BRIEF
The records below are to be returned word for word, with pictures left out.
Start of Block
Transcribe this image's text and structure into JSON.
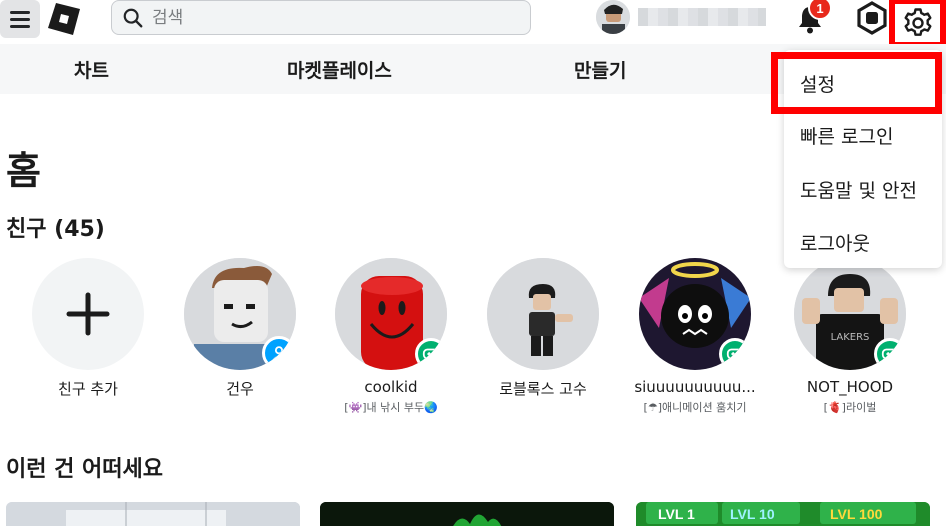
{
  "search": {
    "placeholder": "검색"
  },
  "header": {
    "notification_count": "1"
  },
  "nav": {
    "items": [
      {
        "label": "차트"
      },
      {
        "label": "마켓플레이스"
      },
      {
        "label": "만들기"
      }
    ]
  },
  "home": {
    "title": "홈"
  },
  "friends": {
    "heading": "친구 (45)",
    "add_label": "친구 추가",
    "list": [
      {
        "name": "건우",
        "game": ""
      },
      {
        "name": "coolkid",
        "game": "[👾]내 낚시 부두🌏"
      },
      {
        "name": "로블록스 고수",
        "game": ""
      },
      {
        "name": "siuuuuuuuuuu...",
        "game": "[☂]애니메이션 훔치기"
      },
      {
        "name": "NOT_HOOD",
        "game": "[🫀]라이벌"
      }
    ]
  },
  "recommend": {
    "title": "이런 건 어떠세요",
    "card3_labels": [
      "LVL 1",
      "LVL 10",
      "LVL 100"
    ]
  },
  "dropdown": {
    "items": [
      {
        "label": "설정"
      },
      {
        "label": "빠른 로그인"
      },
      {
        "label": "도움말 및 안전"
      },
      {
        "label": "로그아웃"
      }
    ]
  },
  "colors": {
    "highlight_red": "#ff0000",
    "game_status_green": "#00b06f",
    "online_status_blue": "#00a2ff",
    "badge_red": "#e8291c"
  }
}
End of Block
ANSWER FOR THE TASK
Transcribe this image's text and structure into JSON.
{
  "search": {
    "placeholder": "검색"
  },
  "header": {
    "notification_count": "1"
  },
  "nav": {
    "items": [
      {
        "label": "차트"
      },
      {
        "label": "마켓플레이스"
      },
      {
        "label": "만들기"
      }
    ]
  },
  "home": {
    "title": "홈"
  },
  "friends": {
    "heading": "친구 (45)",
    "add_label": "친구 추가",
    "list": [
      {
        "name": "건우",
        "game": ""
      },
      {
        "name": "coolkid",
        "game": "[👾]내 낚시 부두🌏"
      },
      {
        "name": "로블록스 고수",
        "game": ""
      },
      {
        "name": "siuuuuuuuuuu...",
        "game": "[☂]애니메이션 훔치기"
      },
      {
        "name": "NOT_HOOD",
        "game": "[🫀]라이벌"
      }
    ]
  },
  "recommend": {
    "title": "이런 건 어떠세요",
    "card3_labels": [
      "LVL 1",
      "LVL 10",
      "LVL 100"
    ]
  },
  "dropdown": {
    "items": [
      {
        "label": "설정"
      },
      {
        "label": "빠른 로그인"
      },
      {
        "label": "도움말 및 안전"
      },
      {
        "label": "로그아웃"
      }
    ]
  },
  "colors": {
    "highlight_red": "#ff0000",
    "game_status_green": "#00b06f",
    "online_status_blue": "#00a2ff",
    "badge_red": "#e8291c"
  }
}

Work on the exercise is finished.